Working data:
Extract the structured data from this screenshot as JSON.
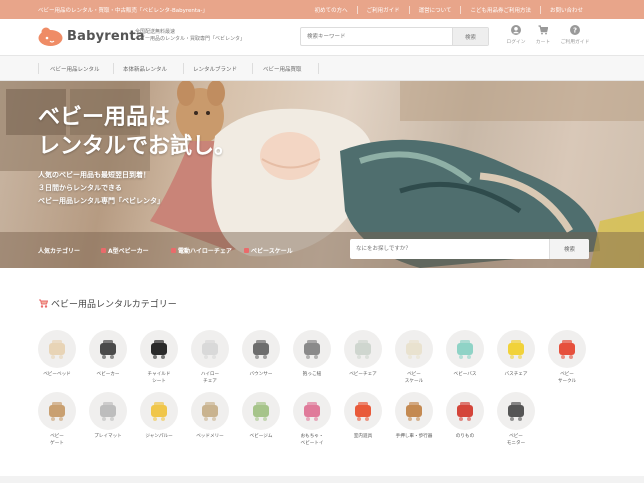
{
  "topbar": {
    "tagline": "ベビー用品のレンタル・買取・中古販売「ベビレンタ-Babyrenta-」",
    "links": [
      "初めての方へ",
      "ご利用ガイド",
      "運営について",
      "こども用品券ご利用方法",
      "お問い合わせ"
    ]
  },
  "header": {
    "logo_text": "Babyrenta",
    "logo_desc_1": "全国配送無料最速",
    "logo_desc_2": "ベビー用品のレンタル・買取専門「ベビレンタ」",
    "search_placeholder": "検索キーワード",
    "search_button": "検索",
    "icons": [
      {
        "icon": "user-icon",
        "label": "ログイン"
      },
      {
        "icon": "cart-icon",
        "label": "カート"
      },
      {
        "icon": "help-icon",
        "label": "ご利用ガイド"
      }
    ]
  },
  "nav": {
    "items": [
      "ベビー用品レンタル",
      "本体新品レンタル",
      "レンタルブランド",
      "ベビー用品買取"
    ]
  },
  "hero": {
    "title_line1": "ベビー用品は",
    "title_line2": "レンタルでお試し。",
    "sub_line1": "人気のベビー用品も最短翌日到着！",
    "sub_line2": "３日間からレンタルできる",
    "sub_line3": "ベビー用品レンタル専門「ベビレンタ」",
    "category_label": "人気カテゴリー",
    "quick_links": [
      "A型ベビーカー",
      "電動ハイローチェア",
      "ベビースケール"
    ],
    "search_placeholder": "なにをお探しですか？",
    "search_button": "検索"
  },
  "categories": {
    "title": "ベビー用品レンタルカテゴリー",
    "items": [
      {
        "label": "ベビーベッド",
        "icon": "baby-bed-icon"
      },
      {
        "label": "ベビーカー",
        "icon": "stroller-icon"
      },
      {
        "label": "チャイルド\nシート",
        "icon": "child-seat-icon"
      },
      {
        "label": "ハイロー\nチェア",
        "icon": "high-low-chair-icon"
      },
      {
        "label": "バウンサー",
        "icon": "bouncer-icon"
      },
      {
        "label": "抱っこ紐",
        "icon": "baby-carrier-icon"
      },
      {
        "label": "ベビーチェア",
        "icon": "baby-chair-icon"
      },
      {
        "label": "ベビー\nスケール",
        "icon": "baby-scale-icon"
      },
      {
        "label": "ベビーバス",
        "icon": "baby-bath-icon"
      },
      {
        "label": "バスチェア",
        "icon": "bath-chair-icon"
      },
      {
        "label": "ベビー\nサークル",
        "icon": "baby-circle-icon"
      },
      {
        "label": "ベビー\nゲート",
        "icon": "baby-gate-icon"
      },
      {
        "label": "プレイマット",
        "icon": "play-mat-icon"
      },
      {
        "label": "ジャンパルー",
        "icon": "jumperoo-icon"
      },
      {
        "label": "ベッドメリー",
        "icon": "bed-mobile-icon"
      },
      {
        "label": "ベビージム",
        "icon": "baby-gym-icon"
      },
      {
        "label": "おもちゃ・\nベビートイ",
        "icon": "toy-icon"
      },
      {
        "label": "室内遊具",
        "icon": "slide-icon"
      },
      {
        "label": "手押し車・歩行器",
        "icon": "walker-icon"
      },
      {
        "label": "のりもの",
        "icon": "ride-on-icon"
      },
      {
        "label": "ベビー\nモニター",
        "icon": "baby-monitor-icon"
      }
    ]
  },
  "colors": {
    "topbar": "#e8a58a",
    "accent": "#e96b6b",
    "logo": "#ef8c66"
  }
}
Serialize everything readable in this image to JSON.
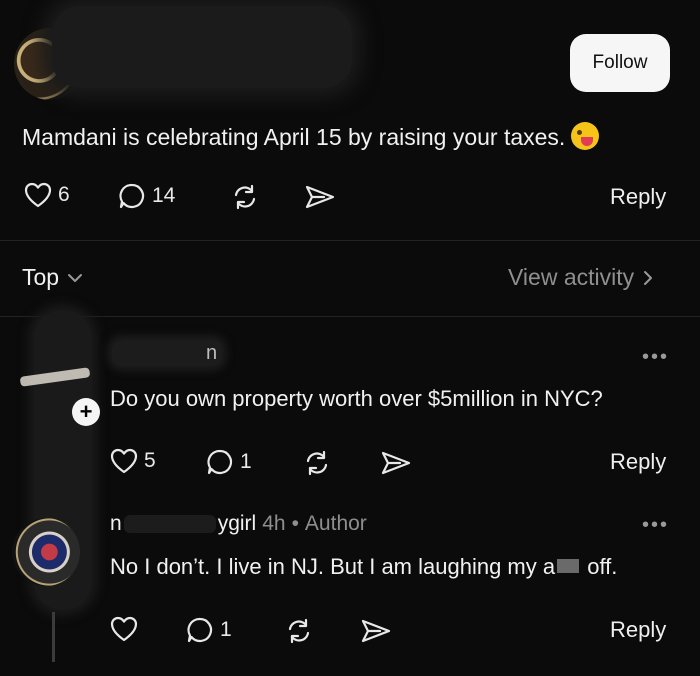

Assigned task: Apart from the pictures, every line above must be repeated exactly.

Task solution:
Extract the structured data from this screenshot as JSON.
{
  "topbar": {
    "tagline": "ベビー用品のレンタル・買取・中古販売「ベビレンタ-Babyrenta-」",
    "links": [
      "初めての方へ",
      "ご利用ガイド",
      "運営について",
      "こども用品券ご利用方法",
      "お問い合わせ"
    ]
  },
  "header": {
    "logo_text": "Babyrenta",
    "logo_desc_1": "全国配送無料最速",
    "logo_desc_2": "ベビー用品のレンタル・買取専門「ベビレンタ」",
    "search_placeholder": "検索キーワード",
    "search_button": "検索",
    "icons": [
      {
        "icon": "user-icon",
        "label": "ログイン"
      },
      {
        "icon": "cart-icon",
        "label": "カート"
      },
      {
        "icon": "help-icon",
        "label": "ご利用ガイド"
      }
    ]
  },
  "nav": {
    "items": [
      "ベビー用品レンタル",
      "本体新品レンタル",
      "レンタルブランド",
      "ベビー用品買取"
    ]
  },
  "hero": {
    "title_line1": "ベビー用品は",
    "title_line2": "レンタルでお試し。",
    "sub_line1": "人気のベビー用品も最短翌日到着！",
    "sub_line2": "３日間からレンタルできる",
    "sub_line3": "ベビー用品レンタル専門「ベビレンタ」",
    "category_label": "人気カテゴリー",
    "quick_links": [
      "A型ベビーカー",
      "電動ハイローチェア",
      "ベビースケール"
    ],
    "search_placeholder": "なにをお探しですか？",
    "search_button": "検索"
  },
  "categories": {
    "title": "ベビー用品レンタルカテゴリー",
    "items": [
      {
        "label": "ベビーベッド",
        "icon": "baby-bed-icon"
      },
      {
        "label": "ベビーカー",
        "icon": "stroller-icon"
      },
      {
        "label": "チャイルド\nシート",
        "icon": "child-seat-icon"
      },
      {
        "label": "ハイロー\nチェア",
        "icon": "high-low-chair-icon"
      },
      {
        "label": "バウンサー",
        "icon": "bouncer-icon"
      },
      {
        "label": "抱っこ紐",
        "icon": "baby-carrier-icon"
      },
      {
        "label": "ベビーチェア",
        "icon": "baby-chair-icon"
      },
      {
        "label": "ベビー\nスケール",
        "icon": "baby-scale-icon"
      },
      {
        "label": "ベビーバス",
        "icon": "baby-bath-icon"
      },
      {
        "label": "バスチェア",
        "icon": "bath-chair-icon"
      },
      {
        "label": "ベビー\nサークル",
        "icon": "baby-circle-icon"
      },
      {
        "label": "ベビー\nゲート",
        "icon": "baby-gate-icon"
      },
      {
        "label": "プレイマット",
        "icon": "play-mat-icon"
      },
      {
        "label": "ジャンパルー",
        "icon": "jumperoo-icon"
      },
      {
        "label": "ベッドメリー",
        "icon": "bed-mobile-icon"
      },
      {
        "label": "ベビージム",
        "icon": "baby-gym-icon"
      },
      {
        "label": "おもちゃ・\nベビートイ",
        "icon": "toy-icon"
      },
      {
        "label": "室内遊具",
        "icon": "slide-icon"
      },
      {
        "label": "手押し車・歩行器",
        "icon": "walker-icon"
      },
      {
        "label": "のりもの",
        "icon": "ride-on-icon"
      },
      {
        "label": "ベビー\nモニター",
        "icon": "baby-monitor-icon"
      }
    ]
  },
  "colors": {
    "topbar": "#e8a58a",
    "accent": "#e96b6b",
    "logo": "#ef8c66"
  }
}
Serialize everything readable in this image to JSON.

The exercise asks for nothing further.